    Expert Opin Drug Saf 2010, 9(4):623-631. PubMed Abstract | Publisher Full Text OpenURL

  38. Meador KJ: Cognitive effects of levetiracetam versus topiramate.

    Epilepsy Curr 2008, 8(3):64-65. PubMed Abstract | Publisher Full Text | PubMed Central Full Text OpenURL

  39. Charney DA, Zikos E, Gill KJ: Early recovery from alcohol dependence: factors that promote or impede abstinence.

    J Subst Abuse Treat 2010, 38(1):42-50. PubMed Abstract | Publisher Full Text OpenURL

  40. Dawe S, Loxton NJ: The role of impulsivity in the development of substance use and eating disorders.

    Neurosci Biobehav Rev 2004, 28(3):343-351. PubMed Abstract | Publisher Full Text OpenURL

  41. Koob GF: Animal models of craving for ethanol.

    Addiction 2000, 95(Suppl 2):S73-81. PubMed Abstract | Publisher Full Text OpenURL

  42. Prado-Lima PA: [Pharmacological treatment of impulsivity and aggressive behavior].

    Rev Bras Psiquiatr 2009, 31(Suppl 2):S58-65. PubMed Abstract | Publisher Full Text OpenURL

  43. Leung KS, Cottler LB: Treatment of pathological gambling.

    Curr Opin Psychiatry 2009, 22(1):69-74. PubMed Abstract | Publisher Full Text OpenURL
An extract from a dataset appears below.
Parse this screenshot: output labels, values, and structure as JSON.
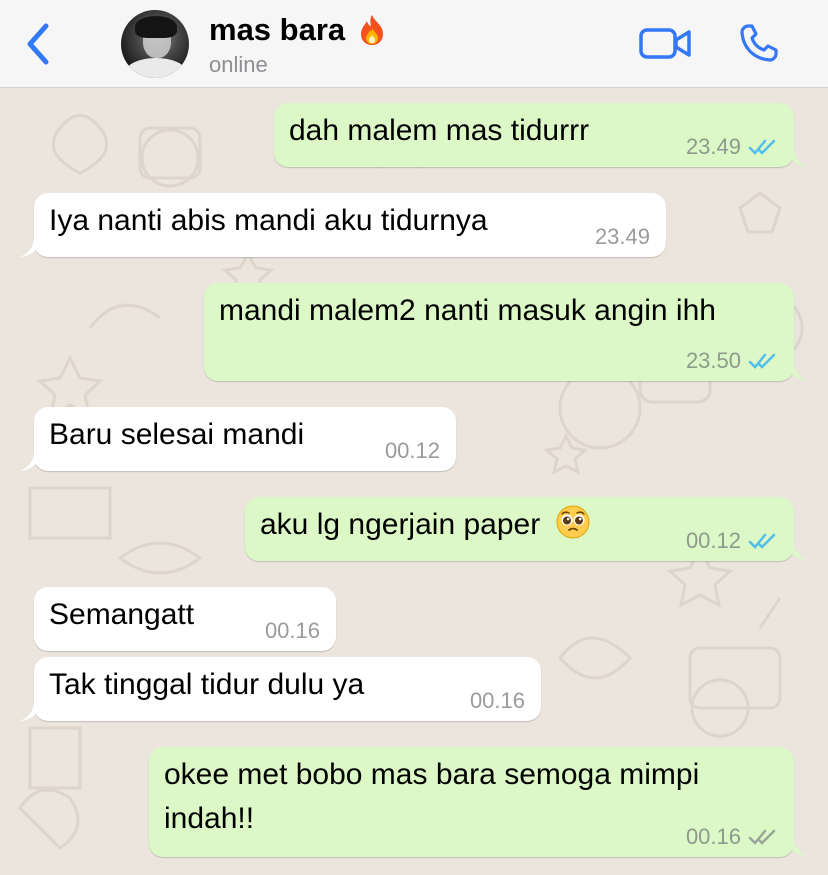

  44. McElroy SL, Guerdjikova AI, Martens B, Keck PE, Pope HG, Hudson JI: Role of antiepileptic drugs in the management of eating disorders.

    CNS Drugs 2009, 23(2):139-156. PubMed Abstract | Publisher Full Text OpenURL

  45. Berlin HA, Koran LM, Jenike MA, Shapira NA, Chaplin W, Pallanti S, Hollander E: Double-blind, placebo-controlled trial of topiramate augmentation in treatment-resistant obsessive-compulsive disorder.

    J Clin Psychiatry 2010, in press. PubMed Abstract | Publisher Full Text OpenURL

  46. Liappas J, Paparrigopoulos T, Tzavellas E, Christodoulou G: Impact of alcohol detoxification on anxiety and depressive symptoms.

    Drug Alcohol Depend 2002, 68(2):215-220. PubMed Abstract | Publisher Full Text OpenURL

  47. Paparrigopoulos T, Tzavellas E, Karaiskos D, Malitas P, Liappas I: An open pilot study of tiagabine in alcohol dependence: tolerability and clinical effects.

    J Psychopharmacol 2010, 24(9):1375-1380. PubMed Abstract | Publisher Full Text OpenURL

  48. Bottlender M, Soyka M: Impact of craving on alcohol relapse during, and 12 months following, outpatient treatment.

    Alcohol Alcohol 2004, 39(4):357-361. PubMed Abstract | Publisher Full Text OpenURL

Pre-publication history

The pre-publication history for this paper can be accessed here:

http://www.biomedcentral.com/1471-244X/11/41/prepub